How To Make A Decision In 3 Easy Steps
Everybody makes decisions on a regular basis, so it may seem a bit odd to write a post about it. However, what you’ll find when you look around our society is that a lot of people are pretty bad at it. No wonder, because the first step to making a good decision is…
1) Know what you want. This seems rather obvious, doesn’t it? Everybody knows what they want, don’t they? Not hardly.
People who know what they want know what their short and long term goals are. This is surprisingly uncommon because a lot of people just live in the moment and don’t think too much beyond tomorrow. But, if you don’t know what you want out of life, how can you get it?
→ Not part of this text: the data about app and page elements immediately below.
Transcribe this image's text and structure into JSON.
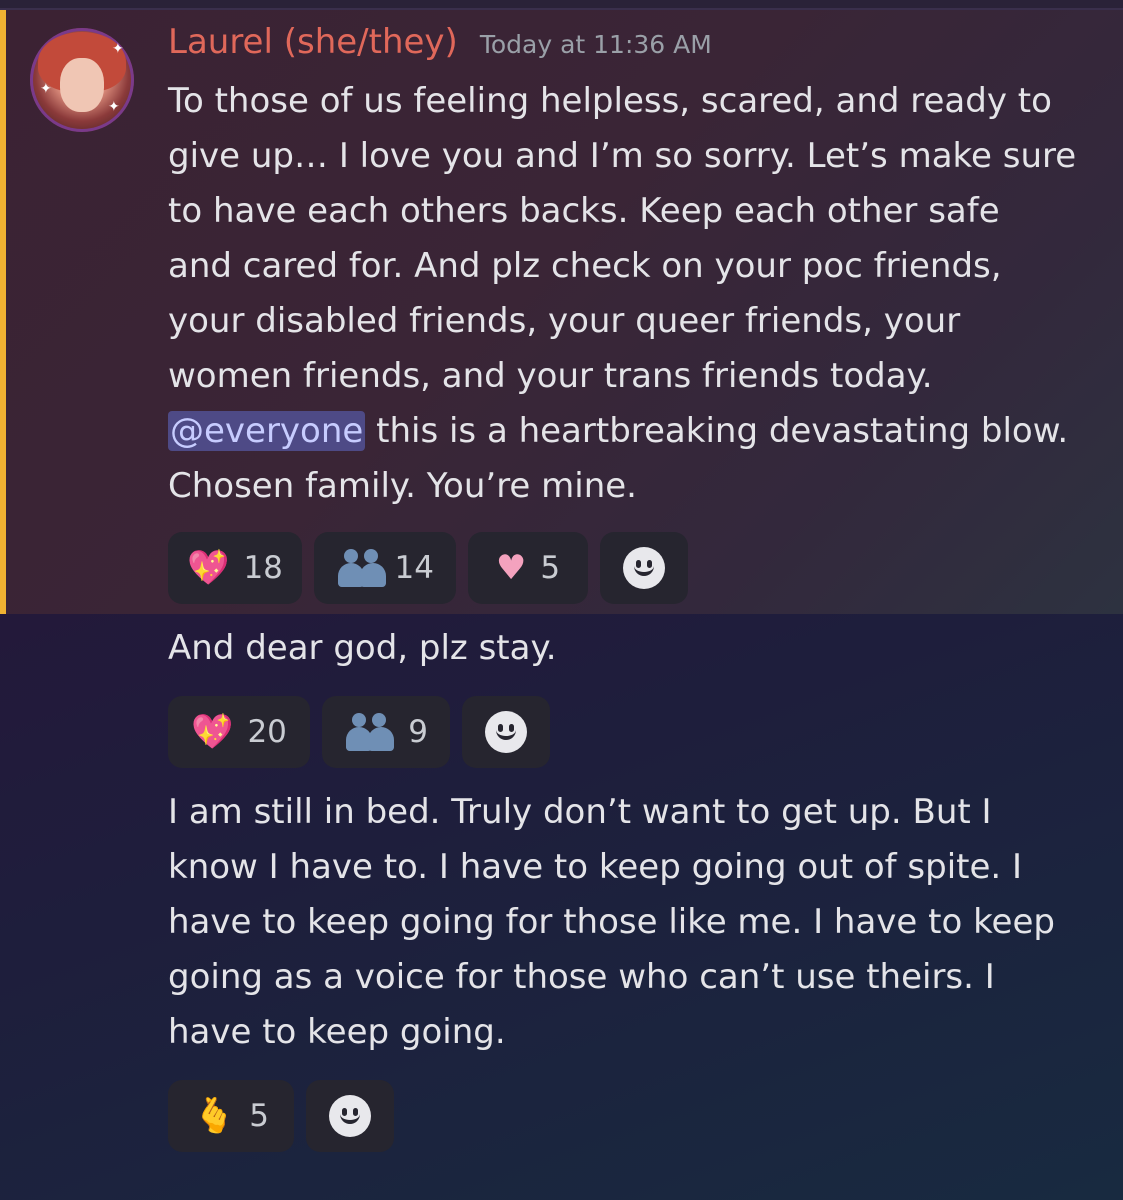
{
  "message": {
    "author": "Laurel (she/they)",
    "timestamp": "Today at 11:36 AM",
    "lines_before_mention": [
      "To those of us feeling helpless, scared, and ready to",
      "give up… I love you and I’m so sorry. Let’s make sure",
      "to have each others backs. Keep each other safe",
      "and cared for. And plz check on your poc friends,",
      "your disabled friends, your queer friends, your",
      "women friends, and your trans friends today."
    ],
    "mention": "@everyone",
    "after_mention": " this is a heartbreaking devastating blow.",
    "last_line": "Chosen family. You’re mine.",
    "reactions": [
      {
        "emoji": "sparkling-heart-icon",
        "glyph": "💖",
        "count": "18"
      },
      {
        "emoji": "people-hugging-icon",
        "glyph": "🫂",
        "count": "14"
      },
      {
        "emoji": "heart-icon",
        "glyph": "🩷",
        "count": "5"
      }
    ]
  },
  "message2": {
    "text": "And dear god, plz stay.",
    "reactions": [
      {
        "emoji": "sparkling-heart-icon",
        "glyph": "💖",
        "count": "20"
      },
      {
        "emoji": "people-hugging-icon",
        "glyph": "🫂",
        "count": "9"
      }
    ]
  },
  "message3": {
    "lines": [
      "I am still in bed. Truly don’t want to get up. But I",
      "know I have to. I have to keep going out of spite. I",
      "have to keep going for those like me. I have to keep",
      "going as a voice for those who can’t use theirs. I",
      "have to keep going."
    ],
    "reactions": [
      {
        "emoji": "hand-with-index-finger-and-thumb-crossed-icon",
        "glyph": "🫰",
        "count": "5"
      }
    ]
  },
  "colors": {
    "username": "#e0685a",
    "mention_bar": "#f0b232",
    "mention_bg": "#4e4a86",
    "reaction_bg": "#26252f"
  }
}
Many people also have never consciously sat down and thought about what their values are. You may say, “Gee, what difference does it make whether money or freedom means more to me?” Well, what if you were to: be offered a job tomorrow working 50% more hours than you’re currently working, but for a lot more money. Would you be happy if you took the job? The people who know whether money or freedom is more important to them probably have a pretty good idea about the answer to that question.
So, start out by thinking about your dreams, your goals, and your values. What do you want out of life? If you’re going to get it, what goals will be required over the short and long term? Make an actual list of your values and things that are important to you — and then rank them. In other words, once you know yourself and what you really want, you’ll be in position to….
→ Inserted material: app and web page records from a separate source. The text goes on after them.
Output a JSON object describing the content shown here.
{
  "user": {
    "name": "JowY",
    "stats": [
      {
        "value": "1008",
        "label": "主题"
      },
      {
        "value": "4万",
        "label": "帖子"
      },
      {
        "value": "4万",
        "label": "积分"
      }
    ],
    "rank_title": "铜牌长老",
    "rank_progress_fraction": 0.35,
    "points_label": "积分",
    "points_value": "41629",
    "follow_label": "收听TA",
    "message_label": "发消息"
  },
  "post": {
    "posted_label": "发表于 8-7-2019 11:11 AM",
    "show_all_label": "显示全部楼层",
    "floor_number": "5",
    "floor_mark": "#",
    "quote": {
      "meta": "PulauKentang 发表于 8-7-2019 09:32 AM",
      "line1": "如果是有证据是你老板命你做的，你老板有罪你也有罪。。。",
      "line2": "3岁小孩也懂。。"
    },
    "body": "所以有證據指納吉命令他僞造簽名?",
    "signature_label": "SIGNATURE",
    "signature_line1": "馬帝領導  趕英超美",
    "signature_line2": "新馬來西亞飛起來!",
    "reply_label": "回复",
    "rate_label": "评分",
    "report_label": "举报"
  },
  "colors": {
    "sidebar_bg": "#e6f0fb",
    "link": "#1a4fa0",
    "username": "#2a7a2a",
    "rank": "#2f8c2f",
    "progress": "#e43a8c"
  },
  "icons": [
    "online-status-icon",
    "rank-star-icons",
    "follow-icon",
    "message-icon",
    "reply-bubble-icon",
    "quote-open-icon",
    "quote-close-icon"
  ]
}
2) Fully evaluate the decision. Sometimes decisions are easy, but many of the tough ones in life are difficult because as Thomas Sowell has pointed out, “There are no solutions, there are only trade-offs.” So oftentimes, doing one thing means you have to give up something else. Maybe it’s time, maybe it’s money, maybe it’s an opportunity. This is where knowing what you want comes into play. If you know what you want, it gives you a way to judge which trade-offs are worth making.
For an important decision, feel free to take your time. Proceed carefully. Look at the pluses and minuses and even then, you may still find both options are very closely matched. So, what do you do then? You…
3) Make your choice and don’t look back. One of the reasons a lot of people don’t like making decisions is that they’re terrified they’ll make the wrong choice. However, there’s something you have to remember: Even if you make the best possible choice given the information you have, it won’t always lead to the best possible outcome. That’s just how life works. There are no guarantees.
So, once you know yourself, have fully evaluated a decision and made it, don’t revisit it unless new information comes in. Moreover, if it ultimately turns out that you made the wrong call, don’t kick yourself. That’s self-defeating behavior that only conditions you to try to avoid making decisions in the first place.
Now sure, once things have played out, you should go back to evaluate your choices to see if there was anything you can learn from the experience, but flogging yourself or endlessly thinking “what if” isn’t helpful.
Summary: If you know what you want, fully evaluate the decision, and make your choice and don’t look back, you’ll learn to make smart decisions over time.
Over the last few months most conservatives have quite naturally been distracted by Barack Obama’s frightening incompetence, his elephantine spending,
“We hold these truths to be self-evident, that all men are created equal, that they are endowed by their Creator
“Liberals love to think of themselves as intellectual and nuanced, but liberalism is incredibly simplistic. It’s nothing more than ‘childlike